But Saviano’s destiny seems to be tied to Naples and his opposition to the Camorra. Don Peppino, he writes, left the south to study in Rome and ‘should have stayed there’, far away from his home town of Casal di Principe. But, ‘like someone unable to shake off a habit, or a smell . . . or someone who constantly has the intense feeling that he ought to be doing something’, he came back. Saviano, too, comes across as a man who ‘has the intense feeling that he ought to be doing something’: something no one else can be trusted to do. One aspect of Gomorrah that has attracted criticism is the absence of any enthusiasm for – or indeed much discussion of – the magistrates and policemen who are daily at war with the Camorra, risking their lives for modest salaries. At one point, following an impressive analysis of the Camorra’s penetration of the cement industry, Saviano suggests that the imprisonment of Camorra bosses actually strengthens the organisation, bringing new blood, new ideas, better business, and elevating the arrested bosses to the mythical status that will inspire new generations of criminals.

If one accepts this notion of the limits of a policy of repression, the only prospect for change lies in the word, in the willingness to speak out, to encourage everyone to speak out, to break the Camorra’s control of the collective mind.

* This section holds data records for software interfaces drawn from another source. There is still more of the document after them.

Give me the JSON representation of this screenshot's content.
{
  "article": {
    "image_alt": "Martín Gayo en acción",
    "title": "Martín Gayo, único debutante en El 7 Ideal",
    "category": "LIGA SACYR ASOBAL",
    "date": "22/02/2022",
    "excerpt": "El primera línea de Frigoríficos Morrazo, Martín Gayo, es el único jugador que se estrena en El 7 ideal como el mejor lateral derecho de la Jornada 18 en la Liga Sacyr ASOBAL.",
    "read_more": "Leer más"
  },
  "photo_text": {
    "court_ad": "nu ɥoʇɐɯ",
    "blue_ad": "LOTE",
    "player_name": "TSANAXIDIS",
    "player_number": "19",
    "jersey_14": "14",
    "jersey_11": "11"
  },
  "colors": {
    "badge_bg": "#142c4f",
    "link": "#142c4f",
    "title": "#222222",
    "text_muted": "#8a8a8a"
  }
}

The use of the word must be unerring, ‘a sentry, a witness, it must never stop pointing to the truth’, because to fall silent out of fear would be to hand victory to the Camorra. ‘The word used like this,’ Saviano says, ‘can only be silenced by killing.’ One must hope that these words will not be prophetic.